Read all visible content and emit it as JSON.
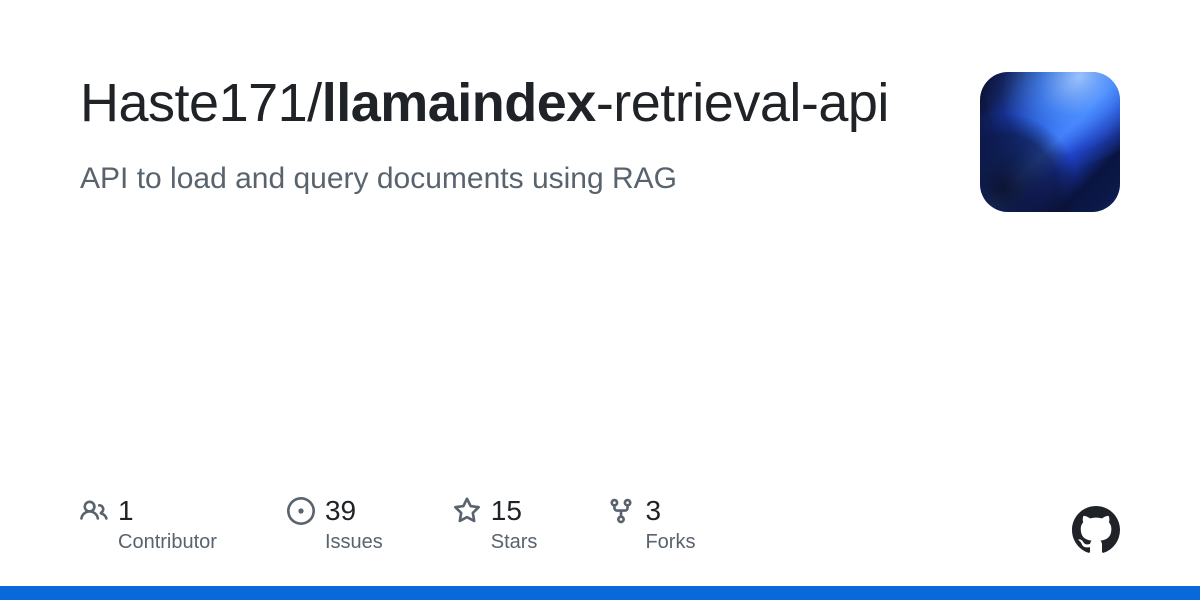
{
  "repo": {
    "owner": "Haste171",
    "separator": "/",
    "name_bold": "llamaindex",
    "name_hyphen1": "-",
    "name_mid": "retrieval",
    "name_hyphen2": "-",
    "name_end": "api",
    "description": "API to load and query documents using RAG"
  },
  "stats": {
    "contributors": {
      "count": "1",
      "label": "Contributor"
    },
    "issues": {
      "count": "39",
      "label": "Issues"
    },
    "stars": {
      "count": "15",
      "label": "Stars"
    },
    "forks": {
      "count": "3",
      "label": "Forks"
    }
  }
}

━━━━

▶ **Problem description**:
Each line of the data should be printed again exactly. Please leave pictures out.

▶ **Exercise solution**:
Read all visible content and emit it as JSON.
{
  "repo": {
    "owner": "Haste171",
    "separator": "/",
    "name_bold": "llamaindex",
    "name_hyphen1": "-",
    "name_mid": "retrieval",
    "name_hyphen2": "-",
    "name_end": "api",
    "description": "API to load and query documents using RAG"
  },
  "stats": {
    "contributors": {
      "count": "1",
      "label": "Contributor"
    },
    "issues": {
      "count": "39",
      "label": "Issues"
    },
    "stars": {
      "count": "15",
      "label": "Stars"
    },
    "forks": {
      "count": "3",
      "label": "Forks"
    }
  }
}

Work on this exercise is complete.